Pharmaceutical engineering and biotechnology companies have been researching the use of antibodies for living organisms as a means of providing targeted immunotherapy. This approach has the lofty goal of using natural substances found in the human body or biosimilar substances engineered in labs to improve immune system function.
There are a few types of antibody-based immunotherapy currently in practice or undergoing research. They include monoclonal antibody therapy, non-specific immunotherapy, T-cell therapy, and others. Today’s antibody research focuses on different chronic diseases, including rheumatoid arthritis, but the most promising research pertains to finding new cancer treatments.
Antibodies and Cancer Treatment
Pharmaceutical companies have been manufacturing targeted antibody therapies for cancer patients for several years. Monoclonal antibodies work by blocking abnormal protein formation in cancer cells without affecting healthy cells. They also flag the cells so that patients’ immune systems can find and destroy them more easily.
Immune checkpoint inhibitors are also gaining popularity as effective treatments for cancer. They work by blocking patients’ PD-1/PD-L1 and CTLA-4 pathways, which cancer cells can use to escape detection by the patients’ immune systems. Blocking these pathways allows patients’ immune systems to find and respond to growing cancer cells.
Current antibody research focuses on tumor-agnostic treatments. Doctors can prescribe antibody therapies like pembrolizumab to treat metastatic tumors that are resistant to surgery. In order for antibody therapies like pembrolizumab and others to be effective, patients’ tumors must have specific genetic changes that cause them not to repair DNA damage well.
Increased FDA Approval of Biosimilar Products

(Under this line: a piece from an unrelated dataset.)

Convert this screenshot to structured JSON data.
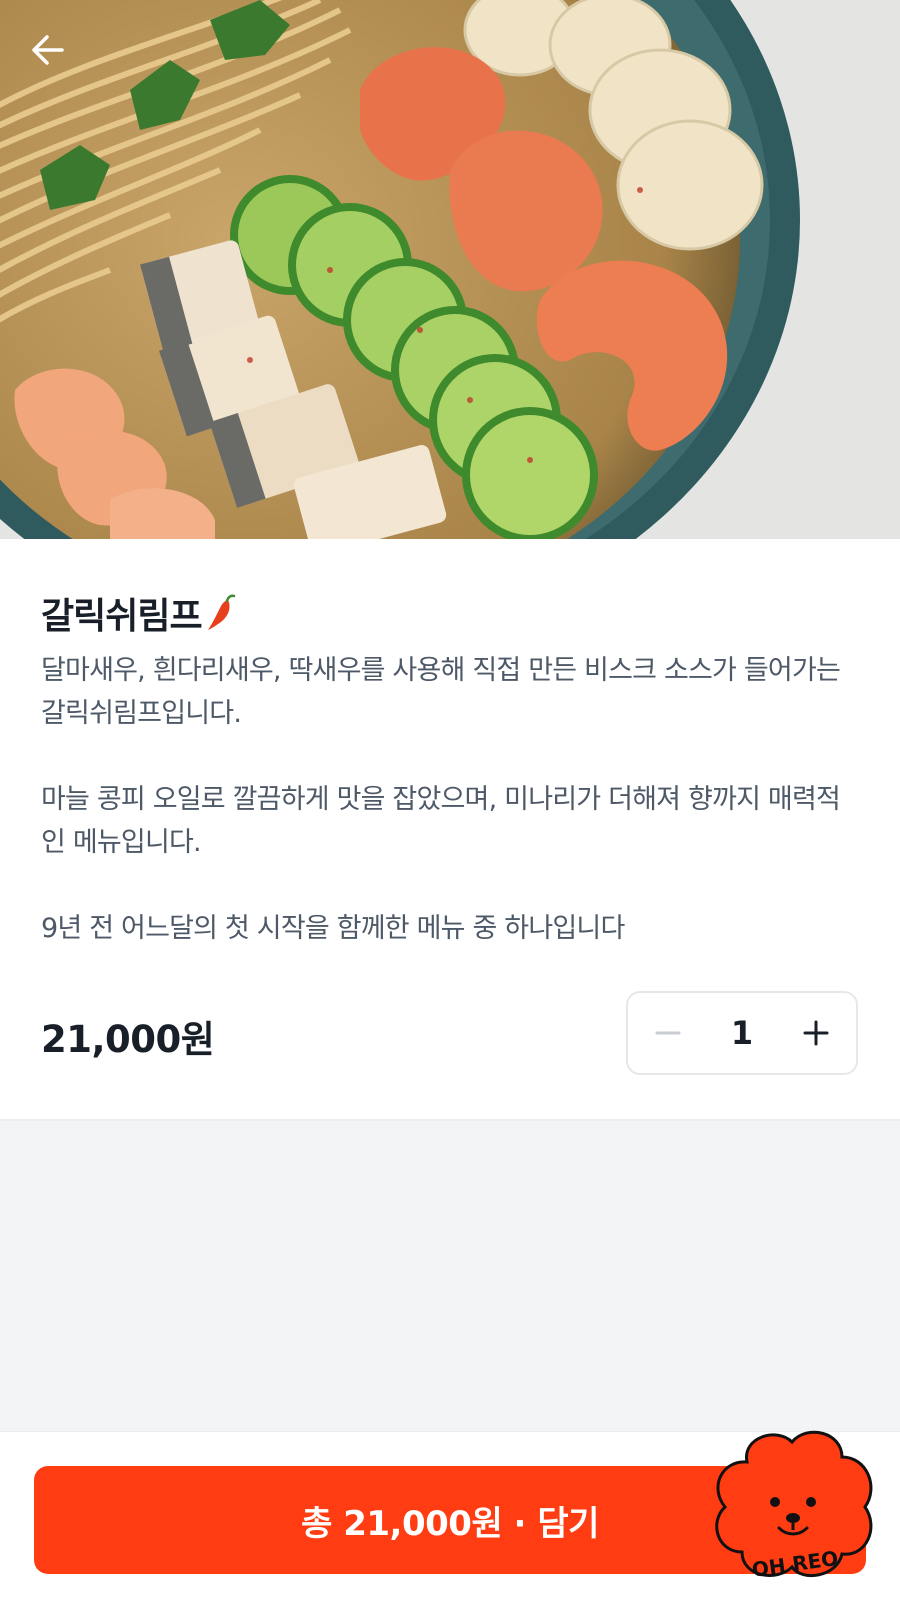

The US Food and Drug Administration (FDA) started approving biosimilar products of antibody therapeutic drugs four years ago. In March 2019, the FDA approved 16 new biosimilar antibody therapies. They include biosimilars of five reference products: trastuzumab, adalimumab, infliximab, bevacizumab, and rituximab.
Sandoz is currently running a Phase 1/3 clinical study to compare the pharmacodynamics, pharmacokinetics, immunogenicity, safety, and effectiveness of a proposed biosimilar of denosumab called GP2411 that could be used in the future to treat osteoporosis in postmenopausal women. Samsung Bioepis Co., Ltd., is currently performing a Phase 3 evaluation of a proposed ranibizumab biosimilar to Lucentis, referred to as SB11, for use in treating neovascular age-related macular degeneration that will be completed in November. Formycon and Bioeq IP AG submitted an application to the FDA for another biosimilar of Lucentis FYB201, with the intention of beginning to market it in the US in 2021.
The Bottom Line
Antibody therapies provide safe and effective solutions for patients with chronic illnesses ranging from rheumatoid arthritis to macular degeneration and even cancer. The field of antibody research is still in its infancy, though. It’s worth paying attention to what’s happening now and what experts in the field expect to happen next.
Doctors, pharmacists, and scientists can expect to see many advances in this revolutionary field in the coming years as the FDA continues to approve new therapeutic drugs. Patients can expect these drugs to become more accessible as additional biosimilars gain FDA approval and researchers discover new ways to take advantage of antibody therapies to create new cures.